If you want to do 3D printed planes or drone frames, though? You're going to need a bigger print bed - and the cost will go up with that. I'm going to side with jhitesma on the Prusa i3 MK2S, as my father bought one and has been using it since early June. He's printed a Spitfire (still building it), Teenage Mutant Ninja Turtles planters for succulents, a phone case for his iPhone 7, servo extension locks, control horns, a firewall for a Versa Wing, a fidget spinner for my mom...Last I talked with him, he was planning on designing and printing out a new bevel cutter for foam board, since the ones he's seen on Thingiverse don't work the way he wants them to (He's a former engineer for General Dynamics/Martin Murrieta/Lockheed Martin/ULA and worked with CAD for most of his life, so he's kinda obsessed with making it better LOL). The i3 MK2S has a lot of versatility, and one of the latest things that he's drooling over is the Multi-Material upgrade that they offer for it, allowing him to print different colors from 4 different spools, or even use a water soluble material for supports and another material, like ABS or PLA, so that he can dunk it in water and have the supports fall away.

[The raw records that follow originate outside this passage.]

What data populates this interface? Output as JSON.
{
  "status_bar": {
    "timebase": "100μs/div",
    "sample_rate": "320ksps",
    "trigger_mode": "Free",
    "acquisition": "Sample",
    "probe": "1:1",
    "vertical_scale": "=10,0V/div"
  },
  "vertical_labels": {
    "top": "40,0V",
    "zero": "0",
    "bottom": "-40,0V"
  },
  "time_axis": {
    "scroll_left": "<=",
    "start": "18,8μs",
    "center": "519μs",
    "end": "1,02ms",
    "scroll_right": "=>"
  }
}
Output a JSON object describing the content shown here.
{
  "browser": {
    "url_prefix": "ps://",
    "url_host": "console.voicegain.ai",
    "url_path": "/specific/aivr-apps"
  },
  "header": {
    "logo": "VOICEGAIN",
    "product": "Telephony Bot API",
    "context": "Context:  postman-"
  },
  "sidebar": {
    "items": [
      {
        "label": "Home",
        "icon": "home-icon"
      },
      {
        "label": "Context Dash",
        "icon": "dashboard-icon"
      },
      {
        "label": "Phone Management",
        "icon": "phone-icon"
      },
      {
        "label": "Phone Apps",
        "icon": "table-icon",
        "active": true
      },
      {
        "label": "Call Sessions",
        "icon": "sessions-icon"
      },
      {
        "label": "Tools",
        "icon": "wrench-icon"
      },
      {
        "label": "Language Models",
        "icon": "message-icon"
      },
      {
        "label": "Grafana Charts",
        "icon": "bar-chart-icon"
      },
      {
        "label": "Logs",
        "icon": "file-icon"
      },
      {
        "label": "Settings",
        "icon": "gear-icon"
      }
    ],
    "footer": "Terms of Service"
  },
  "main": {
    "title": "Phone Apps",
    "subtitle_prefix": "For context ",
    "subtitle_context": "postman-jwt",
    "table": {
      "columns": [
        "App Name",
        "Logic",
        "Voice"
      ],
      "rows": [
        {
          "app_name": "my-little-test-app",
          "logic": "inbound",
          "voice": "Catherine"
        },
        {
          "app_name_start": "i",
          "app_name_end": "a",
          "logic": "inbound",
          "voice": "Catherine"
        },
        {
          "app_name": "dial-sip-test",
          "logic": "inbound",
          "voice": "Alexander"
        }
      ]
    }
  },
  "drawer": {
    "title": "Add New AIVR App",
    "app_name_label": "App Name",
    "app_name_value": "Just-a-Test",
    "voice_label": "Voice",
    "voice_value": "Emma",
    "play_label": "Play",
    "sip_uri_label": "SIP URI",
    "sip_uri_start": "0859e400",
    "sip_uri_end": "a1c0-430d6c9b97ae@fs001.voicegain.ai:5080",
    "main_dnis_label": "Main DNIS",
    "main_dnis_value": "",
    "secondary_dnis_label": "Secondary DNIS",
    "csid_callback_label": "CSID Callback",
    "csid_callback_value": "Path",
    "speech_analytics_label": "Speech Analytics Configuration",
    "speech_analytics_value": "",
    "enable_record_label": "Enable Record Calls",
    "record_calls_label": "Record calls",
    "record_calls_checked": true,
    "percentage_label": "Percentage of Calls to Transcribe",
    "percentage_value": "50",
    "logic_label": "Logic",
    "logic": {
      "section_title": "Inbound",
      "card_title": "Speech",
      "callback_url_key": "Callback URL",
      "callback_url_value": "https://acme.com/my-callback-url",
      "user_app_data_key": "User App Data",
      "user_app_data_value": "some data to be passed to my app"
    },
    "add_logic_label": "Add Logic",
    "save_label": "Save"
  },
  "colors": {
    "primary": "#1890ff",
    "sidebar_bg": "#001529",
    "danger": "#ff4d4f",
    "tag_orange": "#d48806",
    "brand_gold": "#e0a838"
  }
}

The downside is that the $700 price tag (and that's if you assemble it yourself; it really isn't hard, to be honest) keeps some people away, but for the size of the print bed and what the printer can do, it's a price tag you can't beat. I've looked at others with similar bed sizes, and they were almost all $1000+, or were "prosumer" or low end business class printers that had catches with them - for example, proprietary spools that required you to purchase your printing materials from the company. Honestly, the best bang for your buck is the Prusa i3 - however, their turnaround times are a little on the slow side because there's been such a huge demand for them. Josef Prusa has been getting them out as quickly as he can (and he is a REALLY cool guy; I met him at the Bay Area Maker Faire in May, and he was really happy to demo the products for me and explain everything. I had no idea that I was talking to the head of the company at the time; I thought it was just one of the tech specialists. It was only after I saw his picture on the Prusa website that I realized who I was talking to!)